(Saved data entries)
....................

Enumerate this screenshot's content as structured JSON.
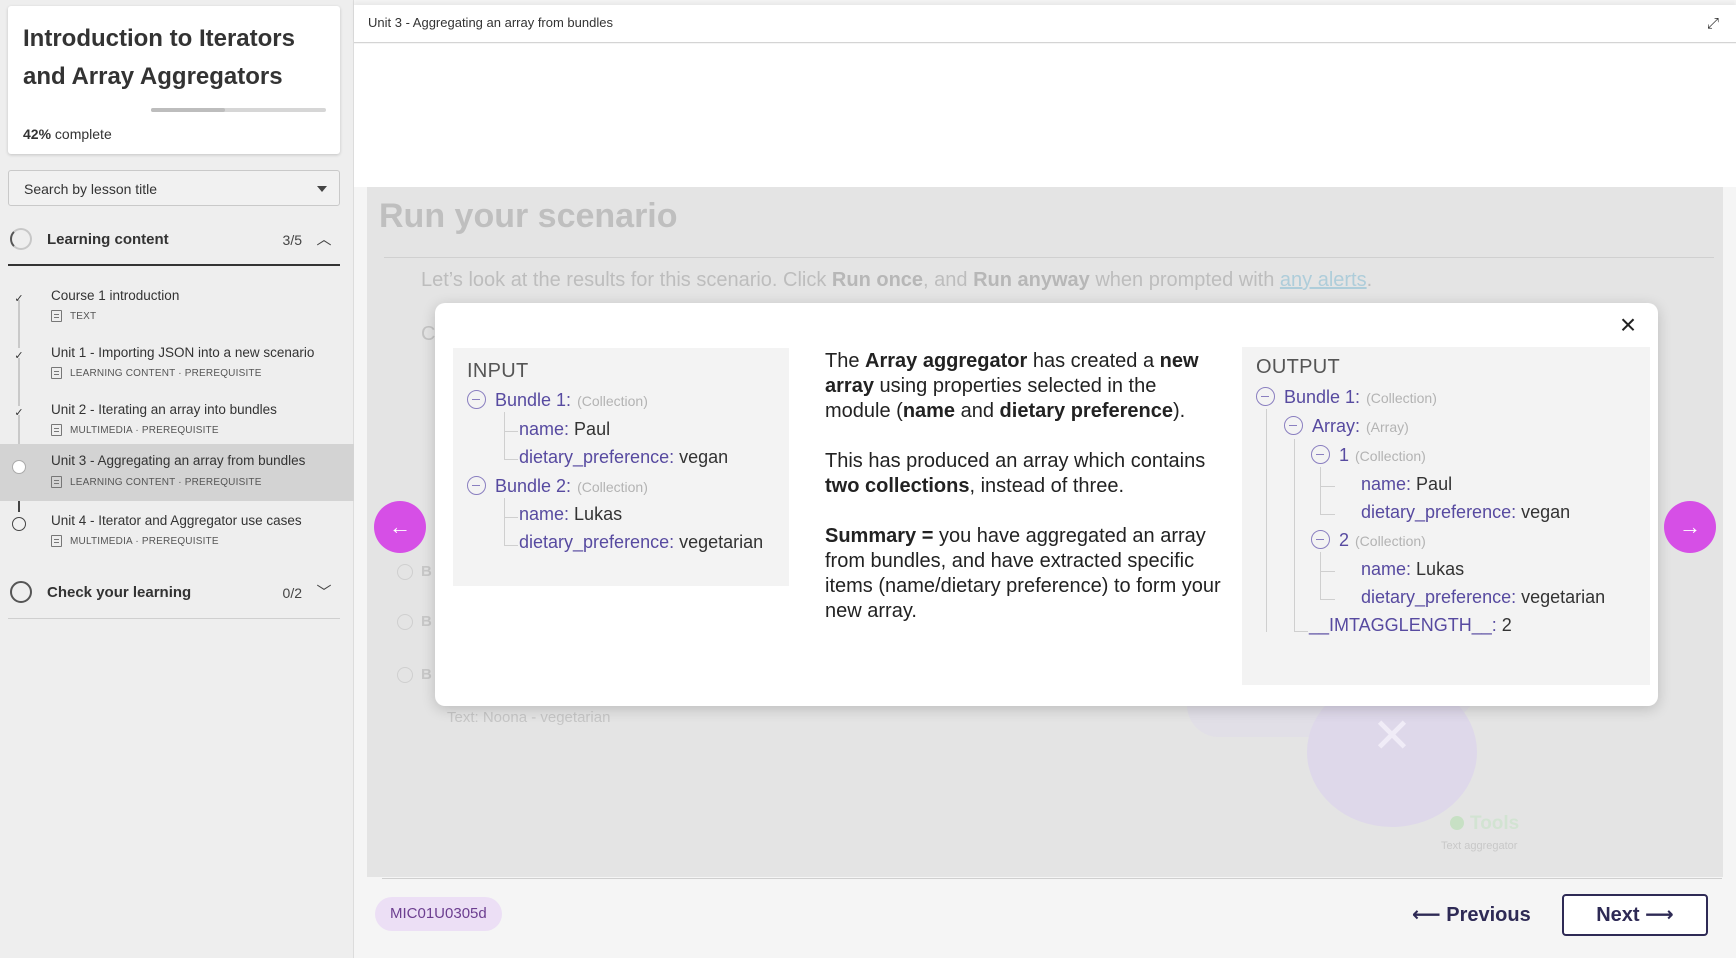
{
  "sidebar": {
    "course_title": "Introduction to Iterators and Array Aggregators",
    "progress": {
      "percent_label": "42%",
      "suffix": "complete",
      "value": 0.42
    },
    "search_placeholder": "Search by lesson title",
    "sections": [
      {
        "label": "Learning content",
        "count": "3/5",
        "expanded": true
      },
      {
        "label": "Check your learning",
        "count": "0/2",
        "expanded": false
      }
    ],
    "lessons": [
      {
        "title": "Course 1 introduction",
        "meta": "TEXT",
        "status": "done"
      },
      {
        "title": "Unit 1 - Importing JSON into a new scenario",
        "meta": "LEARNING CONTENT · PREREQUISITE",
        "status": "done"
      },
      {
        "title": "Unit 2 - Iterating an array into bundles",
        "meta": "MULTIMEDIA · PREREQUISITE",
        "status": "done"
      },
      {
        "title": "Unit 3 - Aggregating an array from bundles",
        "meta": "LEARNING CONTENT · PREREQUISITE",
        "status": "current"
      },
      {
        "title": "Unit 4 - Iterator and Aggregator use cases",
        "meta": "MULTIMEDIA · PREREQUISITE",
        "status": "todo"
      }
    ]
  },
  "header": {
    "unit_title": "Unit 3 - Aggregating an array from bundles"
  },
  "background": {
    "title": "Run your scenario",
    "intro_1": "Let’s look at the results for this scenario. Click ",
    "run_once": "Run once",
    "intro_2": ", and ",
    "run_anyway": "Run anyway",
    "intro_3": " when prompted with ",
    "alerts_link": "any alerts",
    "intro_4": ".",
    "c_letter": "C",
    "b_letter": "B",
    "noona_text": "Text:  Noona - vegetarian",
    "tools_label": "Tools",
    "text_aggregator": "Text aggregator"
  },
  "modal": {
    "input": {
      "title": "INPUT",
      "bundle1_label": "Bundle 1:",
      "bundle2_label": "Bundle 2:",
      "collection_type": "(Collection)",
      "name_key": "name:",
      "diet_key": "dietary_preference:",
      "bundle1_name": "Paul",
      "bundle1_diet": "vegan",
      "bundle2_name": "Lukas",
      "bundle2_diet": "vegetarian"
    },
    "explanation": {
      "p1_a": "The ",
      "p1_b": "Array aggregator",
      "p1_c": " has created a ",
      "p1_d": "new array",
      "p1_e": " using properties selected in the module (",
      "p1_f": "name",
      "p1_g": " and ",
      "p1_h": "dietary preference",
      "p1_i": ").",
      "p2_a": "This has produced an array which contains ",
      "p2_b": "two collections",
      "p2_c": ", instead of three.",
      "p3_a": "Summary =",
      "p3_b": " you have aggregated an array from bundles, and have extracted specific items (name/dietary preference) to form your new array."
    },
    "output": {
      "title": "OUTPUT",
      "bundle1_label": "Bundle 1:",
      "collection_type": "(Collection)",
      "array_label": "Array:",
      "array_type": "(Array)",
      "item1_label": "1",
      "item2_label": "2",
      "name_key": "name:",
      "diet_key": "dietary_preference:",
      "item1_name": "Paul",
      "item1_diet": "vegan",
      "item2_name": "Lukas",
      "item2_diet": "vegetarian",
      "length_key": "__IMTAGGLENGTH__:",
      "length_val": "2"
    }
  },
  "footer": {
    "lesson_code": "MIC01U0305d",
    "previous_label": "Previous",
    "next_label": "Next"
  },
  "colors": {
    "accent": "#d64fe6",
    "tree_key": "#574aa0",
    "button_text": "#2e2a55",
    "badge_bg": "#ecdff5"
  }
}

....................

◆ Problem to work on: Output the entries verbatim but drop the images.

◆ Written reply:
Enumerate this screenshot's content as structured JSON.
{
  "sidebar": {
    "course_title": "Introduction to Iterators and Array Aggregators",
    "progress": {
      "percent_label": "42%",
      "suffix": "complete",
      "value": 0.42
    },
    "search_placeholder": "Search by lesson title",
    "sections": [
      {
        "label": "Learning content",
        "count": "3/5",
        "expanded": true
      },
      {
        "label": "Check your learning",
        "count": "0/2",
        "expanded": false
      }
    ],
    "lessons": [
      {
        "title": "Course 1 introduction",
        "meta": "TEXT",
        "status": "done"
      },
      {
        "title": "Unit 1 - Importing JSON into a new scenario",
        "meta": "LEARNING CONTENT · PREREQUISITE",
        "status": "done"
      },
      {
        "title": "Unit 2 - Iterating an array into bundles",
        "meta": "MULTIMEDIA · PREREQUISITE",
        "status": "done"
      },
      {
        "title": "Unit 3 - Aggregating an array from bundles",
        "meta": "LEARNING CONTENT · PREREQUISITE",
        "status": "current"
      },
      {
        "title": "Unit 4 - Iterator and Aggregator use cases",
        "meta": "MULTIMEDIA · PREREQUISITE",
        "status": "todo"
      }
    ]
  },
  "header": {
    "unit_title": "Unit 3 - Aggregating an array from bundles"
  },
  "background": {
    "title": "Run your scenario",
    "intro_1": "Let’s look at the results for this scenario. Click ",
    "run_once": "Run once",
    "intro_2": ", and ",
    "run_anyway": "Run anyway",
    "intro_3": " when prompted with ",
    "alerts_link": "any alerts",
    "intro_4": ".",
    "c_letter": "C",
    "b_letter": "B",
    "noona_text": "Text:  Noona - vegetarian",
    "tools_label": "Tools",
    "text_aggregator": "Text aggregator"
  },
  "modal": {
    "input": {
      "title": "INPUT",
      "bundle1_label": "Bundle 1:",
      "bundle2_label": "Bundle 2:",
      "collection_type": "(Collection)",
      "name_key": "name:",
      "diet_key": "dietary_preference:",
      "bundle1_name": "Paul",
      "bundle1_diet": "vegan",
      "bundle2_name": "Lukas",
      "bundle2_diet": "vegetarian"
    },
    "explanation": {
      "p1_a": "The ",
      "p1_b": "Array aggregator",
      "p1_c": " has created a ",
      "p1_d": "new array",
      "p1_e": " using properties selected in the module (",
      "p1_f": "name",
      "p1_g": " and ",
      "p1_h": "dietary preference",
      "p1_i": ").",
      "p2_a": "This has produced an array which contains ",
      "p2_b": "two collections",
      "p2_c": ", instead of three.",
      "p3_a": "Summary =",
      "p3_b": " you have aggregated an array from bundles, and have extracted specific items (name/dietary preference) to form your new array."
    },
    "output": {
      "title": "OUTPUT",
      "bundle1_label": "Bundle 1:",
      "collection_type": "(Collection)",
      "array_label": "Array:",
      "array_type": "(Array)",
      "item1_label": "1",
      "item2_label": "2",
      "name_key": "name:",
      "diet_key": "dietary_preference:",
      "item1_name": "Paul",
      "item1_diet": "vegan",
      "item2_name": "Lukas",
      "item2_diet": "vegetarian",
      "length_key": "__IMTAGGLENGTH__:",
      "length_val": "2"
    }
  },
  "footer": {
    "lesson_code": "MIC01U0305d",
    "previous_label": "Previous",
    "next_label": "Next"
  },
  "colors": {
    "accent": "#d64fe6",
    "tree_key": "#574aa0",
    "button_text": "#2e2a55",
    "badge_bg": "#ecdff5"
  }
}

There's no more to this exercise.